I learned a fascinating fact a few weeks ago at the Philosophy of Mathematics, graduate lecture seminar at the University of Oxford. That week’s discussion was led by Professor Hamkins and concerned a remarkable book Defending the Axioms: On the Philosophical Foundations of Set Theory written by Penelope Maddy, logic and philosophy of science Distinguished […]Read More Think you have a choice? Vitali’s revenge
There is an ongoing debate among mathematicians and philosophers on the nature of the realm where all mathematical activities are performed. But, before I pose the problem, we need to answer a pertinent question: “A realm? Do you mean like… our minds or what?” No. I mean metaphysical entity mathematicians are studying just like physicists […]Read More What complex numbers can tell us about the Multiverse?
This was a talk for “Academic English: Spoken Communication 2” that I gave last Thursday. Please note that this presentation was aimed for non-mathematicians and non-philosophers. Thus, I concealed any anxiety about the topic for clarity’s sake. There is a short clip on the second slide and a GIF on the third one. Unfortunately, these […]Read More Liar’s Paradox
I shall take up a place as a Recognised Student in the Faculty of Philosophy at the University of Oxford starting 7th January 2019. I shall be undertaking research on the topic of “the philosophical consequences of recent advancements in ‘Multiverse inspired mathematics.” My academic adviser will be Professor Joel David Hamkins. I anticipate this […]Read More University of Oxford

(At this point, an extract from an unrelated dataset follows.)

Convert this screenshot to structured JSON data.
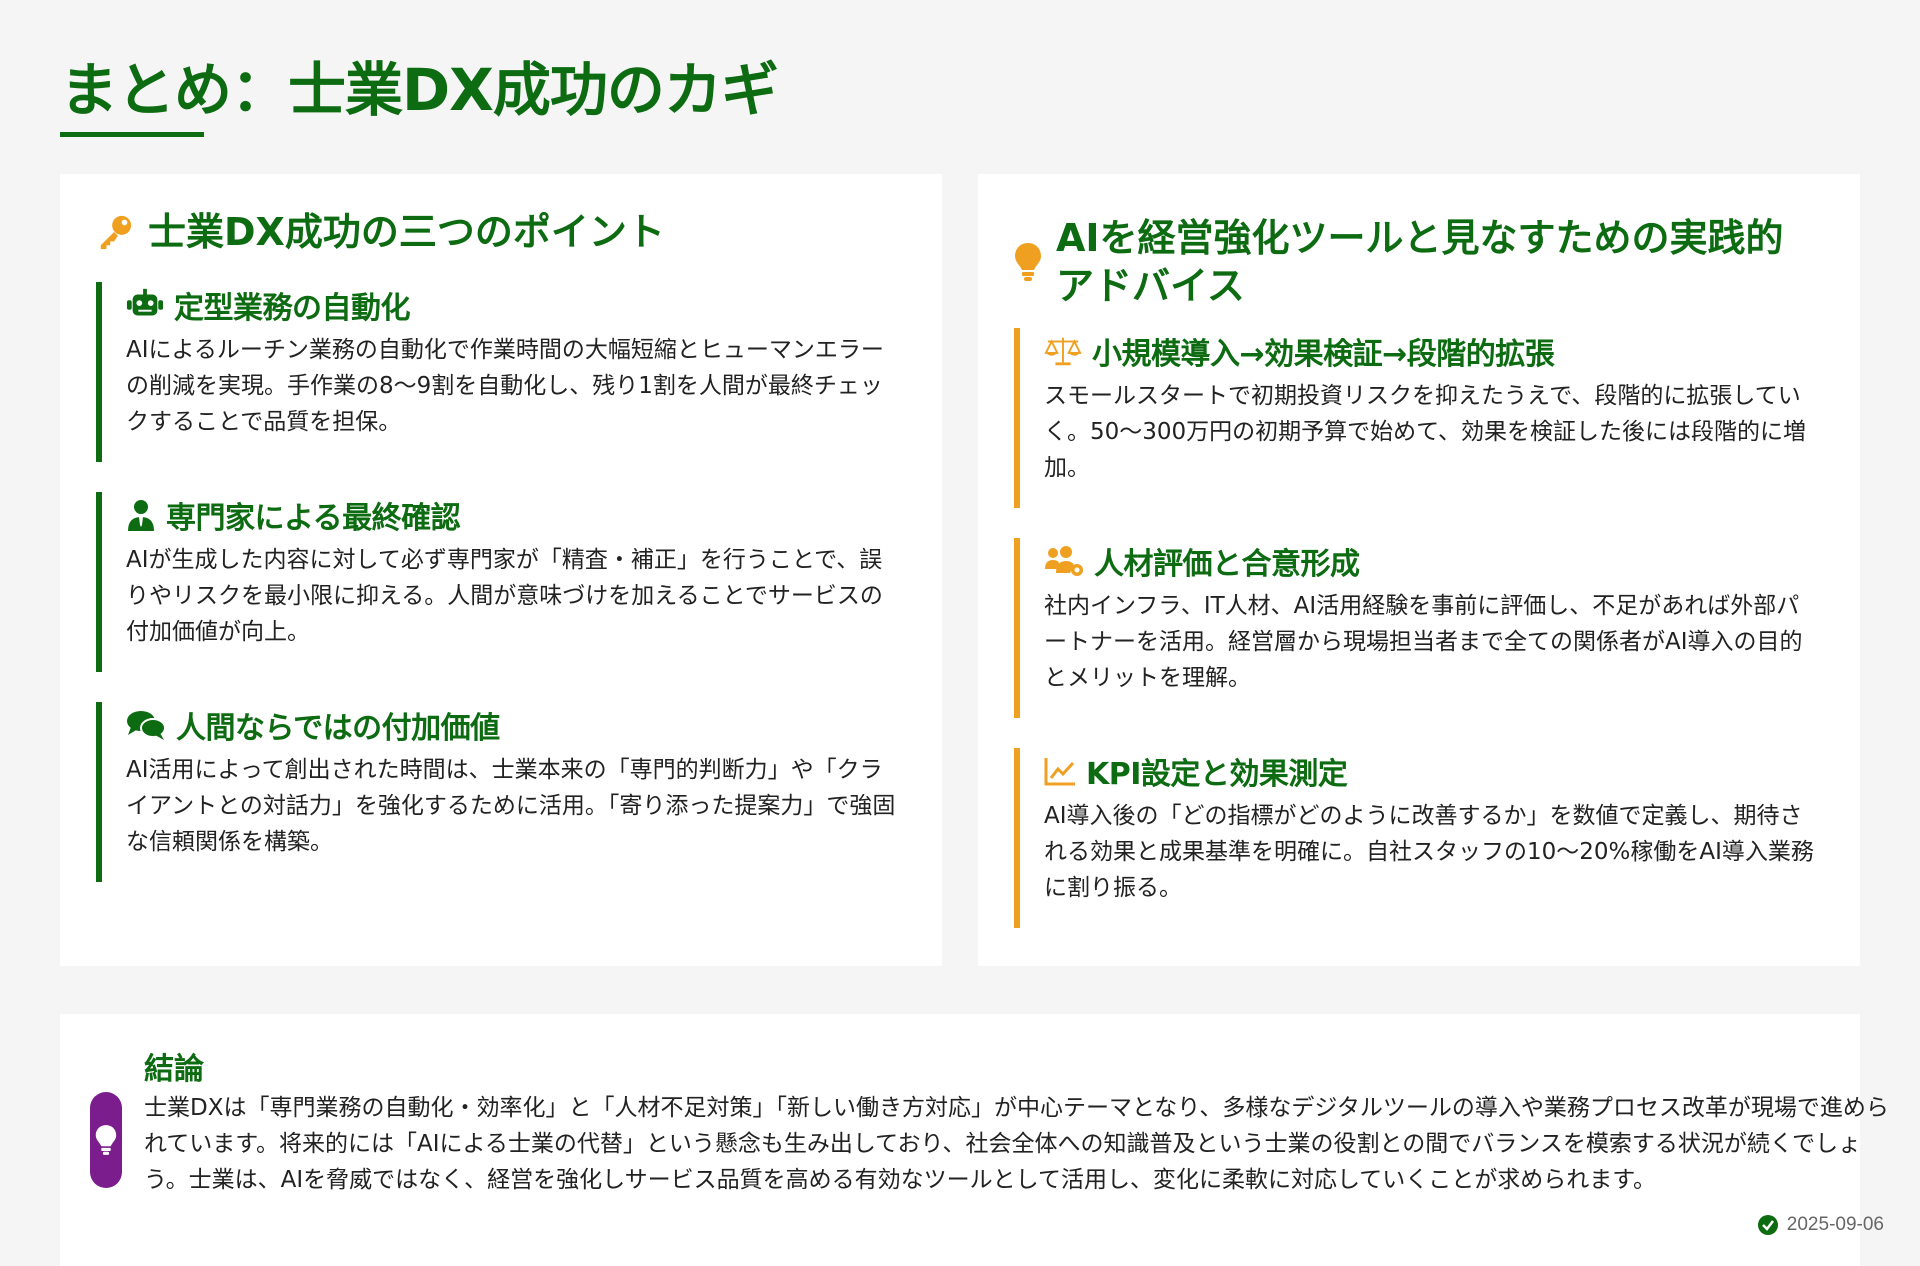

One of the first astonishments I faced as an undergraduate mathematics student was that chaos prevails. What do I mean by that? Well, there are more irrational numbers than rational numbers, there are more non-computable functions than computable, and, finally, there are more continuous functions devoid of a derivative than those which have one. In the […]Read More Chaos does not always prevail